---------- Given records

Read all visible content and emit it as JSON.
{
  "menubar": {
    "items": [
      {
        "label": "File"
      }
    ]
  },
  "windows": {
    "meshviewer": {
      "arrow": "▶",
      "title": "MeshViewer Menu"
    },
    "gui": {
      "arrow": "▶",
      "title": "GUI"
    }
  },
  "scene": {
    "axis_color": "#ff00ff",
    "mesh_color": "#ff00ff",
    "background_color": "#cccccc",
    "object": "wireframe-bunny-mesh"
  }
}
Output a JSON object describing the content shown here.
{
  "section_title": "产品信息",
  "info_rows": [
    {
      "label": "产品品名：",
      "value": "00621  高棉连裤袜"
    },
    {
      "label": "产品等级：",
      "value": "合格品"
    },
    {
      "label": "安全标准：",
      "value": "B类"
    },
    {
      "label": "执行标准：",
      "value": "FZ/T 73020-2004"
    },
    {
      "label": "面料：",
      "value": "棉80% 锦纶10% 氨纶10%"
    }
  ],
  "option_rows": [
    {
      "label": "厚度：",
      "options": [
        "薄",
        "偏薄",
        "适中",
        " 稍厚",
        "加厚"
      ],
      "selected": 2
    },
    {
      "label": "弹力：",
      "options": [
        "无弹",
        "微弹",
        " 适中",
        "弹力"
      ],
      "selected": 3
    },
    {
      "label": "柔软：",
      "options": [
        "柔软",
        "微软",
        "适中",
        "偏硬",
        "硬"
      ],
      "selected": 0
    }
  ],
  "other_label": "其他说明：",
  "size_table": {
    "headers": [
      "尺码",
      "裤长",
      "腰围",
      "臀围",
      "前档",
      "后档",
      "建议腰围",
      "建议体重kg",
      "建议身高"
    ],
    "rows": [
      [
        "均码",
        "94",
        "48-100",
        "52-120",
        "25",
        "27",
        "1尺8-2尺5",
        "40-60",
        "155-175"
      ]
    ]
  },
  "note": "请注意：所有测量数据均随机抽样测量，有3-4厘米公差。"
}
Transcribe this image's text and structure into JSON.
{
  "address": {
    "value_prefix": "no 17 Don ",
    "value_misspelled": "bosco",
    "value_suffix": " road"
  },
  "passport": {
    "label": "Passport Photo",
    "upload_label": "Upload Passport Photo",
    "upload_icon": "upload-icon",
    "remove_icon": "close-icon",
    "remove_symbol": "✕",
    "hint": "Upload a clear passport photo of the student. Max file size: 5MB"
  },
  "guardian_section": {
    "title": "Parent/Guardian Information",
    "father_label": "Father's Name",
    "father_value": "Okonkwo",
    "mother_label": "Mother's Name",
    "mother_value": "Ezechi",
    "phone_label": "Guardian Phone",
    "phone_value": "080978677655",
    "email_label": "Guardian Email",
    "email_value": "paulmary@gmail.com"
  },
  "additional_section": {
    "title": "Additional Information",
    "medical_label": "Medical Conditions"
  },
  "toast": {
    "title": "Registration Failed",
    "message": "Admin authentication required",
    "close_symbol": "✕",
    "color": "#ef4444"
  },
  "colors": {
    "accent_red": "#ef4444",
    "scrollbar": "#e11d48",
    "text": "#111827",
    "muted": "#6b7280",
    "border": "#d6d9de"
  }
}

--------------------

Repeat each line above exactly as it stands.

**Answer box:**
Read all visible content and emit it as JSON.
{
  "menubar": {
    "items": [
      {
        "label": "File"
      }
    ]
  },
  "windows": {
    "meshviewer": {
      "arrow": "▶",
      "title": "MeshViewer Menu"
    },
    "gui": {
      "arrow": "▶",
      "title": "GUI"
    }
  },
  "scene": {
    "axis_color": "#ff00ff",
    "mesh_color": "#ff00ff",
    "background_color": "#cccccc",
    "object": "wireframe-bunny-mesh"
  }
}
Output a JSON object describing the content shown here.
{
  "section_title": "产品信息",
  "info_rows": [
    {
      "label": "产品品名：",
      "value": "00621  高棉连裤袜"
    },
    {
      "label": "产品等级：",
      "value": "合格品"
    },
    {
      "label": "安全标准：",
      "value": "B类"
    },
    {
      "label": "执行标准：",
      "value": "FZ/T 73020-2004"
    },
    {
      "label": "面料：",
      "value": "棉80% 锦纶10% 氨纶10%"
    }
  ],
  "option_rows": [
    {
      "label": "厚度：",
      "options": [
        "薄",
        "偏薄",
        "适中",
        " 稍厚",
        "加厚"
      ],
      "selected": 2
    },
    {
      "label": "弹力：",
      "options": [
        "无弹",
        "微弹",
        " 适中",
        "弹力"
      ],
      "selected": 3
    },
    {
      "label": "柔软：",
      "options": [
        "柔软",
        "微软",
        "适中",
        "偏硬",
        "硬"
      ],
      "selected": 0
    }
  ],
  "other_label": "其他说明：",
  "size_table": {
    "headers": [
      "尺码",
      "裤长",
      "腰围",
      "臀围",
      "前档",
      "后档",
      "建议腰围",
      "建议体重kg",
      "建议身高"
    ],
    "rows": [
      [
        "均码",
        "94",
        "48-100",
        "52-120",
        "25",
        "27",
        "1尺8-2尺5",
        "40-60",
        "155-175"
      ]
    ]
  },
  "note": "请注意：所有测量数据均随机抽样测量，有3-4厘米公差。"
}
Transcribe this image's text and structure into JSON.
{
  "address": {
    "value_prefix": "no 17 Don ",
    "value_misspelled": "bosco",
    "value_suffix": " road"
  },
  "passport": {
    "label": "Passport Photo",
    "upload_label": "Upload Passport Photo",
    "upload_icon": "upload-icon",
    "remove_icon": "close-icon",
    "remove_symbol": "✕",
    "hint": "Upload a clear passport photo of the student. Max file size: 5MB"
  },
  "guardian_section": {
    "title": "Parent/Guardian Information",
    "father_label": "Father's Name",
    "father_value": "Okonkwo",
    "mother_label": "Mother's Name",
    "mother_value": "Ezechi",
    "phone_label": "Guardian Phone",
    "phone_value": "080978677655",
    "email_label": "Guardian Email",
    "email_value": "paulmary@gmail.com"
  },
  "additional_section": {
    "title": "Additional Information",
    "medical_label": "Medical Conditions"
  },
  "toast": {
    "title": "Registration Failed",
    "message": "Admin authentication required",
    "close_symbol": "✕",
    "color": "#ef4444"
  },
  "colors": {
    "accent_red": "#ef4444",
    "scrollbar": "#e11d48",
    "text": "#111827",
    "muted": "#6b7280",
    "border": "#d6d9de"
  }
}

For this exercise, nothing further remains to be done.